• ACTION ITEM: Copy the data below in full, exactly as it appears.

────────

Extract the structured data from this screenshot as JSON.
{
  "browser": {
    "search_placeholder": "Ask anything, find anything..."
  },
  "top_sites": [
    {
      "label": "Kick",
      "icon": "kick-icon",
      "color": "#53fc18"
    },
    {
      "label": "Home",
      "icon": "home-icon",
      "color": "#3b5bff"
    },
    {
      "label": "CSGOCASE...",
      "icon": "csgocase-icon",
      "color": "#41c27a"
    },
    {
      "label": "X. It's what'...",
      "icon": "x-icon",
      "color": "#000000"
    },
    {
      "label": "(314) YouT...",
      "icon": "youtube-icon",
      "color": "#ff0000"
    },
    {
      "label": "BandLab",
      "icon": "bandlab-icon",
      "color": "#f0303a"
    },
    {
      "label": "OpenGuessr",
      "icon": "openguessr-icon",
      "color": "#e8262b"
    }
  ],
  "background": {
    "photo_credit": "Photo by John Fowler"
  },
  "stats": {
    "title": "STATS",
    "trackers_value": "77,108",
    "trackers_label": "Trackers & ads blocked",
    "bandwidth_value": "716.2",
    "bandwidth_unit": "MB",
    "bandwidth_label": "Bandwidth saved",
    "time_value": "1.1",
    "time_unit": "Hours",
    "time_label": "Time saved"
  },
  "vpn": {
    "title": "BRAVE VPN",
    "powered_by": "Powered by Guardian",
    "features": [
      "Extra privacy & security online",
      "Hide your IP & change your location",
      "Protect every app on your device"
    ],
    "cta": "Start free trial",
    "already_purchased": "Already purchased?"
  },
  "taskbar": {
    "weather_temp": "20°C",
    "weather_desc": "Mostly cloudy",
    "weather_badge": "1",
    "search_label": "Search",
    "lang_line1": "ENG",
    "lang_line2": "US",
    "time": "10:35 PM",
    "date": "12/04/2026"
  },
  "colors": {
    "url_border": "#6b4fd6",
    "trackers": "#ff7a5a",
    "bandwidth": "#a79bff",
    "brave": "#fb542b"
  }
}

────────

• OUTPUT OF THE EXERCISE:
Extract the structured data from this screenshot as JSON.
{
  "browser": {
    "search_placeholder": "Ask anything, find anything..."
  },
  "top_sites": [
    {
      "label": "Kick",
      "icon": "kick-icon",
      "color": "#53fc18"
    },
    {
      "label": "Home",
      "icon": "home-icon",
      "color": "#3b5bff"
    },
    {
      "label": "CSGOCASE...",
      "icon": "csgocase-icon",
      "color": "#41c27a"
    },
    {
      "label": "X. It's what'...",
      "icon": "x-icon",
      "color": "#000000"
    },
    {
      "label": "(314) YouT...",
      "icon": "youtube-icon",
      "color": "#ff0000"
    },
    {
      "label": "BandLab",
      "icon": "bandlab-icon",
      "color": "#f0303a"
    },
    {
      "label": "OpenGuessr",
      "icon": "openguessr-icon",
      "color": "#e8262b"
    }
  ],
  "background": {
    "photo_credit": "Photo by John Fowler"
  },
  "stats": {
    "title": "STATS",
    "trackers_value": "77,108",
    "trackers_label": "Trackers & ads blocked",
    "bandwidth_value": "716.2",
    "bandwidth_unit": "MB",
    "bandwidth_label": "Bandwidth saved",
    "time_value": "1.1",
    "time_unit": "Hours",
    "time_label": "Time saved"
  },
  "vpn": {
    "title": "BRAVE VPN",
    "powered_by": "Powered by Guardian",
    "features": [
      "Extra privacy & security online",
      "Hide your IP & change your location",
      "Protect every app on your device"
    ],
    "cta": "Start free trial",
    "already_purchased": "Already purchased?"
  },
  "taskbar": {
    "weather_temp": "20°C",
    "weather_desc": "Mostly cloudy",
    "weather_badge": "1",
    "search_label": "Search",
    "lang_line1": "ENG",
    "lang_line2": "US",
    "time": "10:35 PM",
    "date": "12/04/2026"
  },
  "colors": {
    "url_border": "#6b4fd6",
    "trackers": "#ff7a5a",
    "bandwidth": "#a79bff",
    "brave": "#fb542b"
  }
}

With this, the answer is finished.